Financial access hampers renewable energy supply plan

Solar energy is not only meant for lighting homes, instead, it can improve other economic activities, especially agriculture. PHOTO |COURTESY


According to them, renewable energy is not only meant for lighting homes, instead, it serve in businesses and other economic activities. 

Dar es Salaam. Renewable energy stakeholders have said the challenge of access to the finance is hampering the supply of renewable energy technologies to off-grid communities for developmental activities, especially in agriculture.

According to them, solar energy is not only meant for lighting homes, instead, it serves in businesses and help improve agricultural activities. 

They said there is a need for financial institutions  to come up with plans that will help  uplift the fast-growing industry.
“In this sub-sector of renewable energy there are many challenges, but the main one is public awareness, which makes it difficult for financial institutions to lend, due to perceived risks ,” said Fraxen Consult Ltd chief executive officer Francis Rwebogora.

He was speaking during the “Unlocking renewable energy Financing for productive use of renewable energy for off-grid Communities meeting”, which was organized by his company and the Tanzania Renewable Energy Association (TAREA).

According to him, there is a huge demand for solar power for off-grid communities, but it is not accessible due to distance and cost. “If the financial institutions allow more cash-flow to solar power enterprises, then access to electricity to such communities will go up,” he said.
 Speaking at the meeting, the CRDB specialist on Green Finance, Mr Hailo Kibiki admitted that presently they do not have specific products for renewable energy. Although the bank lends to large and medium businesses.

He said they still see it as a risky area, but will try to explore possibilities.
“We are ready to lend, but we need more dialogue with renewable energy stakeholders to see the best way, as this industry is growing fast and is promising, we also see the positive impact especially for the off-grid communities the way they run their activities by using solar energy,” he said.

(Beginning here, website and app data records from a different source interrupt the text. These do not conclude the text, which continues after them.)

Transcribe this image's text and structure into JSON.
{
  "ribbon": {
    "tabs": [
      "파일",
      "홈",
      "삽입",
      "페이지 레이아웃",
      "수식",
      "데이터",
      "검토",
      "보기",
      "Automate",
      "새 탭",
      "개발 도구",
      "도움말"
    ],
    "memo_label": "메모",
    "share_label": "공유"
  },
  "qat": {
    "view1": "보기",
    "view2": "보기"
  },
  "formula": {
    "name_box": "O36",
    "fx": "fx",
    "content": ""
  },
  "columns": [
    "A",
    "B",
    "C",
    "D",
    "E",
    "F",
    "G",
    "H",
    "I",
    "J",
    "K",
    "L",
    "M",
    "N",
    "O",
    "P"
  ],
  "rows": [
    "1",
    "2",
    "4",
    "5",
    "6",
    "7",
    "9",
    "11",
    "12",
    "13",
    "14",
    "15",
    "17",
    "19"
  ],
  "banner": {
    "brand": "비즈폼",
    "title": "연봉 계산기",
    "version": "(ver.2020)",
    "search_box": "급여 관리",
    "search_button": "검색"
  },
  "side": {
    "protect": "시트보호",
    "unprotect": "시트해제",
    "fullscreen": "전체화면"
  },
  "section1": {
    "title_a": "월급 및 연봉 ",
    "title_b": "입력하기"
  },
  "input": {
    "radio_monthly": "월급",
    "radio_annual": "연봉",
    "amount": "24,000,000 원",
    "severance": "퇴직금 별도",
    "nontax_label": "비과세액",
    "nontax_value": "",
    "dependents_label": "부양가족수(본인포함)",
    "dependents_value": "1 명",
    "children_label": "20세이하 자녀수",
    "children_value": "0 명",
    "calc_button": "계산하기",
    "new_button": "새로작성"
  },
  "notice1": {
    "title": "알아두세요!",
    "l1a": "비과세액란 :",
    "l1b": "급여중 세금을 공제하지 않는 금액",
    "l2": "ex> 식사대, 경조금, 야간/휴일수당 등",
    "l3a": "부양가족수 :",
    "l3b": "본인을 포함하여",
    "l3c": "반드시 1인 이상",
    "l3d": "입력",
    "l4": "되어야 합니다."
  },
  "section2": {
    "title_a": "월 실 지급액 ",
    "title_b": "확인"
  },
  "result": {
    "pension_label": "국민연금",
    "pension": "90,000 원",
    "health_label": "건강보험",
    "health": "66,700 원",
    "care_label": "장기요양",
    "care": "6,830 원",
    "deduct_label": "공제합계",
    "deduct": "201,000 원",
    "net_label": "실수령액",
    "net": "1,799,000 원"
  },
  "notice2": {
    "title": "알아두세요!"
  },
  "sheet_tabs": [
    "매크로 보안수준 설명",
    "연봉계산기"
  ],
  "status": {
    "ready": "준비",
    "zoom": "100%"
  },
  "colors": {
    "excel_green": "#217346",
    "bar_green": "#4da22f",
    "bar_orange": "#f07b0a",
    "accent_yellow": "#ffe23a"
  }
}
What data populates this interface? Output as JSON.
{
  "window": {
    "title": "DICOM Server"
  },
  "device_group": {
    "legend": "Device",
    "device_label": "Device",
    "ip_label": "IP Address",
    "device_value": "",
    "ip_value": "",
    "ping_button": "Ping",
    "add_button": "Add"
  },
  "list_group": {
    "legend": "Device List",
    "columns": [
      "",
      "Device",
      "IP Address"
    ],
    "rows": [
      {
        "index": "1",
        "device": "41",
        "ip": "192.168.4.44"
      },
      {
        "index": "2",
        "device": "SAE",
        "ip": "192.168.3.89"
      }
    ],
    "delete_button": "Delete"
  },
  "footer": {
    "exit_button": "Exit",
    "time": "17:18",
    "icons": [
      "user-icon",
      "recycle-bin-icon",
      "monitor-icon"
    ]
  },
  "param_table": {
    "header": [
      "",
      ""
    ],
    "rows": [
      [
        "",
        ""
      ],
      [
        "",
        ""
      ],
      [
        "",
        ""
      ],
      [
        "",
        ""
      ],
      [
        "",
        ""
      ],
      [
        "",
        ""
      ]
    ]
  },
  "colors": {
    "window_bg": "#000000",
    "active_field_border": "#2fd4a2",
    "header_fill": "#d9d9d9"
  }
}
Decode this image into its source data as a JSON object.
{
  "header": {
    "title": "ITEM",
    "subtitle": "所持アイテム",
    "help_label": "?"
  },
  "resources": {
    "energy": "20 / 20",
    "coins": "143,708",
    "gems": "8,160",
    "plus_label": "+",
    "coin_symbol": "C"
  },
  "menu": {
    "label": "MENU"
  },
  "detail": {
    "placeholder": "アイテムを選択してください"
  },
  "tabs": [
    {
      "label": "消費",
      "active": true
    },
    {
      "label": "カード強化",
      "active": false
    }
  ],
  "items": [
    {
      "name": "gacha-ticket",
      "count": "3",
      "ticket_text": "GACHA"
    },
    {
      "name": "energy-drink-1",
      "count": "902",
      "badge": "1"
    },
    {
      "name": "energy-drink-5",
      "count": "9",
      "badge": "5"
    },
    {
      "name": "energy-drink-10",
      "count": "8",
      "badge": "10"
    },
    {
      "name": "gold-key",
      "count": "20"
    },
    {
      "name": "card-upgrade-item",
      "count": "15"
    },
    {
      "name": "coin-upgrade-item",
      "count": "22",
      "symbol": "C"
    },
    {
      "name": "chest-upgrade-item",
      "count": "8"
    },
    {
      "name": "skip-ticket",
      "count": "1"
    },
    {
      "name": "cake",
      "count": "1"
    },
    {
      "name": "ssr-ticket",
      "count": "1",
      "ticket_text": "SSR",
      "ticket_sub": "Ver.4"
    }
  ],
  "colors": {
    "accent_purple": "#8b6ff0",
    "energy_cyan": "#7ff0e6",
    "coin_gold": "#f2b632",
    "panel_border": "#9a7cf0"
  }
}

On the other hand, TAREA Deputy Executive Secretary, Ms. Emma Laswai said the world is currently promoting the use of renewable energy to help reduce the impacts to climate change. “Indeed, there is a need for financial empowerment so that services can reach many people, especially in the rural areas,” she said.

She added: “The meeting was a long-standing wish for our stakeholders to bring them together with financial institutions especially banks so that they can collectively negotiate and today we have received a word of comfort as banks have said they can lend to us but more talks are needed.” 

Ms. Laswai said there was a huge gap between stakeholders and banks.

“We could not meet and mention the challenges and opportunities that exist in the sector and drop the notion that solar power is for light only.”

Other partners on this project, include Don Bosco TVET, IMED Foundation, TAMFI, Elico Foundation, KAKUTE Projects, TAREA and the project is funded by the C.S. Mott Foundation from Flint Michigan. The objective of this project is to develop the renewable energy ecosystem in Tanzania.
With 65.3 percent of rural households having access to electricity (Energypedia, 2020) there seems to be a huge potential for solar solutions in these areas.

Past awareness-raising campaigns by government and NGOs has helped raise knowledge and understanding of solar products among consumers.

The decision by the Government of Tanzania to drop VAT and East Africa Community to drop duties on principle solar products has made the solar market very interesting to entrepreneurs and many organizations and commercial institutions.